Dignity, respect, honor and being a man

Photo courtesy of WE HOPE AGAIN | Staff Writer Colin Lang talks about the philosophies that govern his life and why he believes they should govern your’s too.

Dignity, Respect and Honor are centuries-old concepts. They have motivated individuals to go above and beyond their limitations to become great leaders and achieve the impossible. Personally, I have found these concepts to be enormously helpful in learning how to conduct myself socially and professionally.

Despite their being old concepts, I think that they may have a use in current society, particularly for other men. This is not to say that I think women are incapable of conducting themselves with dignity, respect and honor; in fact, I’m privileged to know many who do. However, I think that men may benefit more directly from exhibiting this behavior. Anyone is free to disagree – I’m simply saying what might work from my perspective and experience.

So let’s begin with the most basic and simple one: Dignity. In my view, dignity is an inherent piece of every human being. Regardless of who you are, where you were born and what you have done, you deserve to be treated with dignity. We are all human beings, and none of us like being treated like dirt. So, really, follow the Golden Rule, and you’re going to be treating people with dignity. It’s that easy.

Now it’s time to look at a more difficult one: Respect. There is actually a bit of a trend now that switches the terms of dignity and respect. Often, people will say, “If you don’t respect me, I won’t respect you,” when what they mean is “If you don’t look up to me as an authority, then I won’t treat you as a human being.” There is obviously a lot wrong with that.
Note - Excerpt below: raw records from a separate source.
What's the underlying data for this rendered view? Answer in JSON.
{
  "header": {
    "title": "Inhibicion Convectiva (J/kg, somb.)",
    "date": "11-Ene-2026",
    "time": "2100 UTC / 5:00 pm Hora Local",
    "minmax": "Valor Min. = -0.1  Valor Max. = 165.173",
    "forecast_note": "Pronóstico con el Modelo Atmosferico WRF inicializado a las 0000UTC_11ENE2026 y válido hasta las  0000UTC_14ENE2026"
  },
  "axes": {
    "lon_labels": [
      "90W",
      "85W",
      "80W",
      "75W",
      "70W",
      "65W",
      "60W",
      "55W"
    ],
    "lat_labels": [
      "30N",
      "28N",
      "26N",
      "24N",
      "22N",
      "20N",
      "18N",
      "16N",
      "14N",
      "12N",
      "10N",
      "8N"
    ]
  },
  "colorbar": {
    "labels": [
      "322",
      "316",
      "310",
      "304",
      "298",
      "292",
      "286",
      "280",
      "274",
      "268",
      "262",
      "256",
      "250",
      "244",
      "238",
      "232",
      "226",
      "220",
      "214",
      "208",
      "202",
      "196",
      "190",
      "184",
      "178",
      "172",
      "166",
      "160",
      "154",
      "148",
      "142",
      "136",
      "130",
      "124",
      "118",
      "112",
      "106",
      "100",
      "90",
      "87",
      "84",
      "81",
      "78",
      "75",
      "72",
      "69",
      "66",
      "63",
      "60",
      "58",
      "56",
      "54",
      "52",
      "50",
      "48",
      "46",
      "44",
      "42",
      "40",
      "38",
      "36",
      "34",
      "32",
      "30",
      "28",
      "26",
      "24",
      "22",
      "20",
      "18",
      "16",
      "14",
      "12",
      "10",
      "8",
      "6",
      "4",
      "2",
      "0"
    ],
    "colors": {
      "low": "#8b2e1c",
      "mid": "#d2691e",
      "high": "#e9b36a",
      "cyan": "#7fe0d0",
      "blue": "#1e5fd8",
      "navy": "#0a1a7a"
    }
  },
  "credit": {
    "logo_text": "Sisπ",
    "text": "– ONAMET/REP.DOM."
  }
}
Respect does involve looking to someone for guidance or considering his or her words carefully; that part is correct. However, respect is not something you inherently deserve like dignity. Respect is earned through actions that individuals takes that indicate that they are competent, well-rounded and genuinely committed to their beliefs.

Notice that I didn’t include that you had to agree with everything an individual does in order to respect them. You can respect people from all across the ideological, religious and cultural spectrums for a range of different actions. Personally, I respect people from history like Rev. Dr. Martin Luther King, Jr., and ancient Roman dictator Cincinnatus along with contemporary people like former president Barack Obama and Dr. Jordan B. Peterson. Whether I agree with all of these people is a different story, but I respect each of them for several reasons.

The final concept, Honor, ties the previous two together in my interpretation. The concept of honor has had enough meanings in history that there are full books written on the subject, but I will discuss a simpler version of it since a word count constrains me.
Honor builds on dignity to create a code that an individual should adhere to. This code should function to help you conduct yourself around those you treat with dignity and those you treat with respect; it also gives you a set of standards to measure yourself against. When you live up to this code, you have gained or maintained your honor. When you fail to live up to it, you have lost honor. To regain it, you must rededicate yourself to fulfilling that code.

Through acting in an honorable manner, respecting those who are worthy of it and treating everyone with dignity, I do my best to fulfill what I see as the way a man should act. It has served me well so far in life, and I think it could serve others well, too.

Colin Lang is a junior history and Philosophy, Politics and the Public double major. He is a staff writer for the Newswire from Westlake, Ohio.